Data for review:
▬▬▬▬▬▬▬▬▬▬

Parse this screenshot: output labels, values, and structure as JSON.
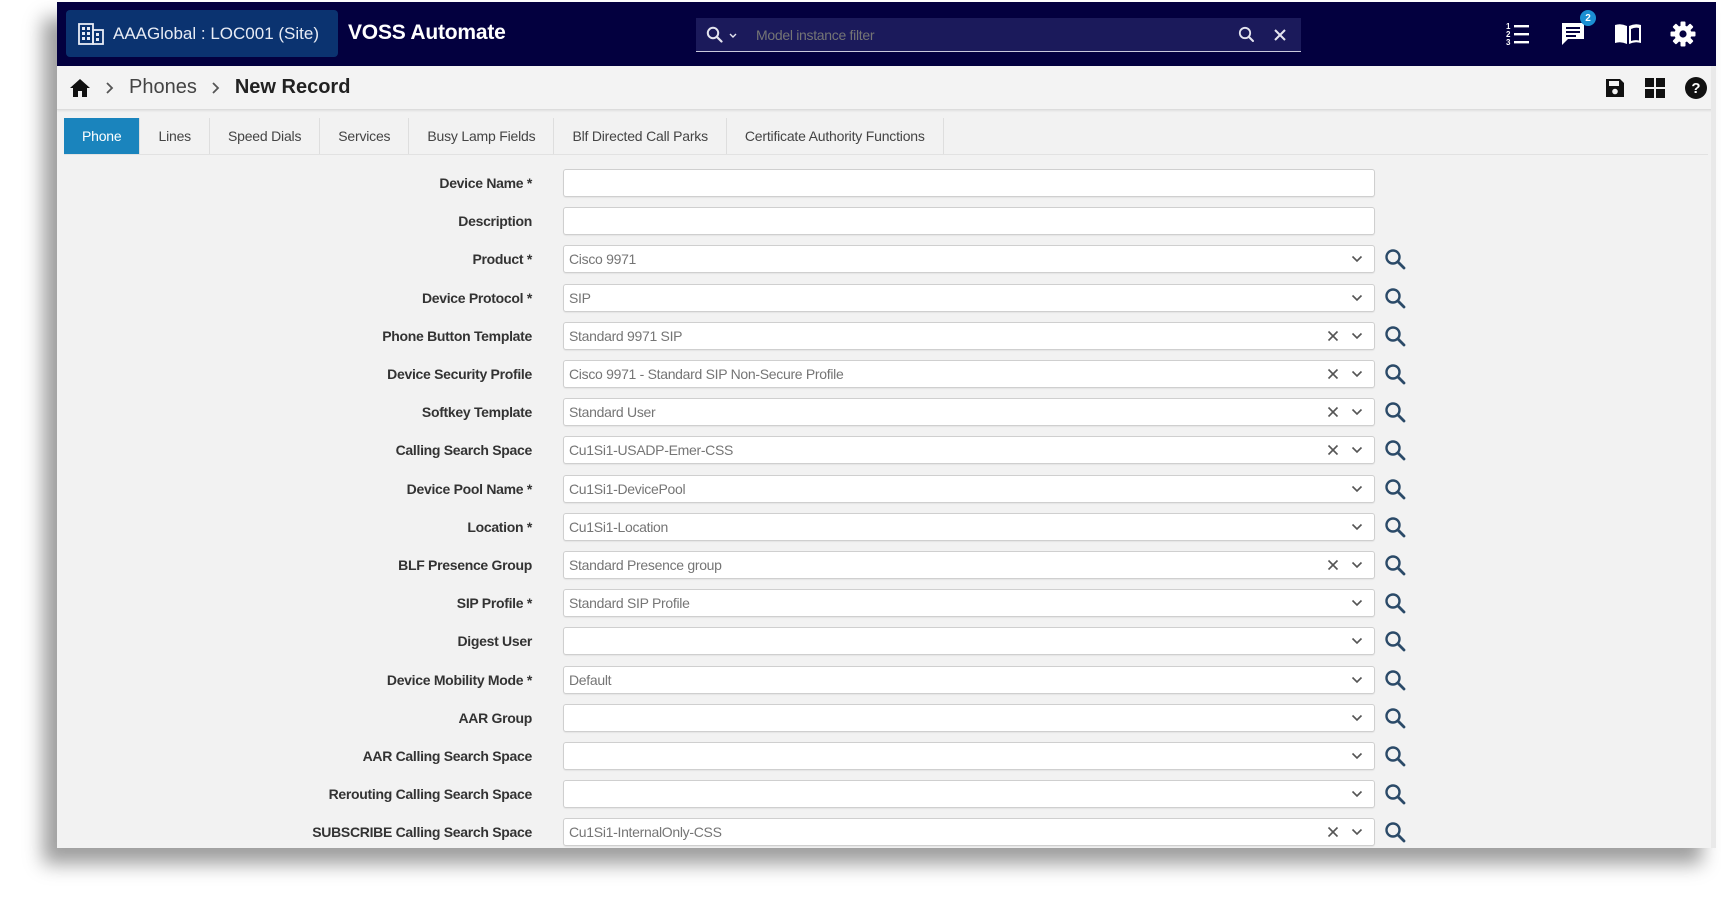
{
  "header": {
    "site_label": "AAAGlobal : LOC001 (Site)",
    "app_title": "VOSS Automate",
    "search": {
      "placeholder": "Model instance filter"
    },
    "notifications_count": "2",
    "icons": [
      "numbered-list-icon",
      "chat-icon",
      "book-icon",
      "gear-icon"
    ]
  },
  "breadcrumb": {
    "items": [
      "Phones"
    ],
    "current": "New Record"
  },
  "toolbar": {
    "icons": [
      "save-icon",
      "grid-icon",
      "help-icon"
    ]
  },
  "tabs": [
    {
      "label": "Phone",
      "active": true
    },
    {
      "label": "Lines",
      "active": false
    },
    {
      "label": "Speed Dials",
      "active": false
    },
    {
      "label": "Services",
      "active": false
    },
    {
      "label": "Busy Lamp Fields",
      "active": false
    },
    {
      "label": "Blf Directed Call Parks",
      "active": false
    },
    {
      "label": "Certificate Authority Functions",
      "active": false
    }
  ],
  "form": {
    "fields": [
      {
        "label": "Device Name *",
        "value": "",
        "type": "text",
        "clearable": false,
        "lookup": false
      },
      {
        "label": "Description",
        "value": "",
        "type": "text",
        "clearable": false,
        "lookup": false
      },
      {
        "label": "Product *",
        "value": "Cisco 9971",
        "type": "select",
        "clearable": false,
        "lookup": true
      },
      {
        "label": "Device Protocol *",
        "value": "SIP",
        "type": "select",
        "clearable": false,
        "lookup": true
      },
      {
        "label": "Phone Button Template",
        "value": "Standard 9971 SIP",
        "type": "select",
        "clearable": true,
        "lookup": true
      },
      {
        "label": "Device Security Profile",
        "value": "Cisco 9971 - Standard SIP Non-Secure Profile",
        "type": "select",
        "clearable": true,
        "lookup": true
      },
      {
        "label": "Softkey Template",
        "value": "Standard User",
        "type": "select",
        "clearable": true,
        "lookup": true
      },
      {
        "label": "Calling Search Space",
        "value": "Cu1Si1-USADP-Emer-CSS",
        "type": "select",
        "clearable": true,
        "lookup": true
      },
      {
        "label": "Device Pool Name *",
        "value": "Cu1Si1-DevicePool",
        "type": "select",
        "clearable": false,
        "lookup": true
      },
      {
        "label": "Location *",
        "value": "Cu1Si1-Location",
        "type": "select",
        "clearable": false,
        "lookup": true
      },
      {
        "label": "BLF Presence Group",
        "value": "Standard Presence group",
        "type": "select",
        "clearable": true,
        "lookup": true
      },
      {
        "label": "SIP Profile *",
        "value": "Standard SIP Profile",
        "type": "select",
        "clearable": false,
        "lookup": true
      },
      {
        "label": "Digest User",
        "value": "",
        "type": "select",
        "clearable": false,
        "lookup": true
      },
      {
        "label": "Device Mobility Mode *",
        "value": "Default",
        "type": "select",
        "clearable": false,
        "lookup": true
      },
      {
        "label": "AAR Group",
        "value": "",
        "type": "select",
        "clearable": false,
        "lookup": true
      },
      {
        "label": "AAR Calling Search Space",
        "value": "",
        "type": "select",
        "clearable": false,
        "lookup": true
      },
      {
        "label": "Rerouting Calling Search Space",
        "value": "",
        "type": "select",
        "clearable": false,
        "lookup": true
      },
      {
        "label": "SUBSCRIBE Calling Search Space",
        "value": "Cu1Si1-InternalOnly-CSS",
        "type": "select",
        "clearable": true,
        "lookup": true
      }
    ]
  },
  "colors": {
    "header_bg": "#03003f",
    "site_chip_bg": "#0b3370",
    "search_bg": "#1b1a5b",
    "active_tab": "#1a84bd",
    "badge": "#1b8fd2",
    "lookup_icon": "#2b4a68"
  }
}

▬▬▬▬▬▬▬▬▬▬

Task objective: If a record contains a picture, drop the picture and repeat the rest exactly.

Response box:
Parse this screenshot: output labels, values, and structure as JSON.
{
  "header": {
    "site_label": "AAAGlobal : LOC001 (Site)",
    "app_title": "VOSS Automate",
    "search": {
      "placeholder": "Model instance filter"
    },
    "notifications_count": "2",
    "icons": [
      "numbered-list-icon",
      "chat-icon",
      "book-icon",
      "gear-icon"
    ]
  },
  "breadcrumb": {
    "items": [
      "Phones"
    ],
    "current": "New Record"
  },
  "toolbar": {
    "icons": [
      "save-icon",
      "grid-icon",
      "help-icon"
    ]
  },
  "tabs": [
    {
      "label": "Phone",
      "active": true
    },
    {
      "label": "Lines",
      "active": false
    },
    {
      "label": "Speed Dials",
      "active": false
    },
    {
      "label": "Services",
      "active": false
    },
    {
      "label": "Busy Lamp Fields",
      "active": false
    },
    {
      "label": "Blf Directed Call Parks",
      "active": false
    },
    {
      "label": "Certificate Authority Functions",
      "active": false
    }
  ],
  "form": {
    "fields": [
      {
        "label": "Device Name *",
        "value": "",
        "type": "text",
        "clearable": false,
        "lookup": false
      },
      {
        "label": "Description",
        "value": "",
        "type": "text",
        "clearable": false,
        "lookup": false
      },
      {
        "label": "Product *",
        "value": "Cisco 9971",
        "type": "select",
        "clearable": false,
        "lookup": true
      },
      {
        "label": "Device Protocol *",
        "value": "SIP",
        "type": "select",
        "clearable": false,
        "lookup": true
      },
      {
        "label": "Phone Button Template",
        "value": "Standard 9971 SIP",
        "type": "select",
        "clearable": true,
        "lookup": true
      },
      {
        "label": "Device Security Profile",
        "value": "Cisco 9971 - Standard SIP Non-Secure Profile",
        "type": "select",
        "clearable": true,
        "lookup": true
      },
      {
        "label": "Softkey Template",
        "value": "Standard User",
        "type": "select",
        "clearable": true,
        "lookup": true
      },
      {
        "label": "Calling Search Space",
        "value": "Cu1Si1-USADP-Emer-CSS",
        "type": "select",
        "clearable": true,
        "lookup": true
      },
      {
        "label": "Device Pool Name *",
        "value": "Cu1Si1-DevicePool",
        "type": "select",
        "clearable": false,
        "lookup": true
      },
      {
        "label": "Location *",
        "value": "Cu1Si1-Location",
        "type": "select",
        "clearable": false,
        "lookup": true
      },
      {
        "label": "BLF Presence Group",
        "value": "Standard Presence group",
        "type": "select",
        "clearable": true,
        "lookup": true
      },
      {
        "label": "SIP Profile *",
        "value": "Standard SIP Profile",
        "type": "select",
        "clearable": false,
        "lookup": true
      },
      {
        "label": "Digest User",
        "value": "",
        "type": "select",
        "clearable": false,
        "lookup": true
      },
      {
        "label": "Device Mobility Mode *",
        "value": "Default",
        "type": "select",
        "clearable": false,
        "lookup": true
      },
      {
        "label": "AAR Group",
        "value": "",
        "type": "select",
        "clearable": false,
        "lookup": true
      },
      {
        "label": "AAR Calling Search Space",
        "value": "",
        "type": "select",
        "clearable": false,
        "lookup": true
      },
      {
        "label": "Rerouting Calling Search Space",
        "value": "",
        "type": "select",
        "clearable": false,
        "lookup": true
      },
      {
        "label": "SUBSCRIBE Calling Search Space",
        "value": "Cu1Si1-InternalOnly-CSS",
        "type": "select",
        "clearable": true,
        "lookup": true
      }
    ]
  },
  "colors": {
    "header_bg": "#03003f",
    "site_chip_bg": "#0b3370",
    "search_bg": "#1b1a5b",
    "active_tab": "#1a84bd",
    "badge": "#1b8fd2",
    "lookup_icon": "#2b4a68"
  }
}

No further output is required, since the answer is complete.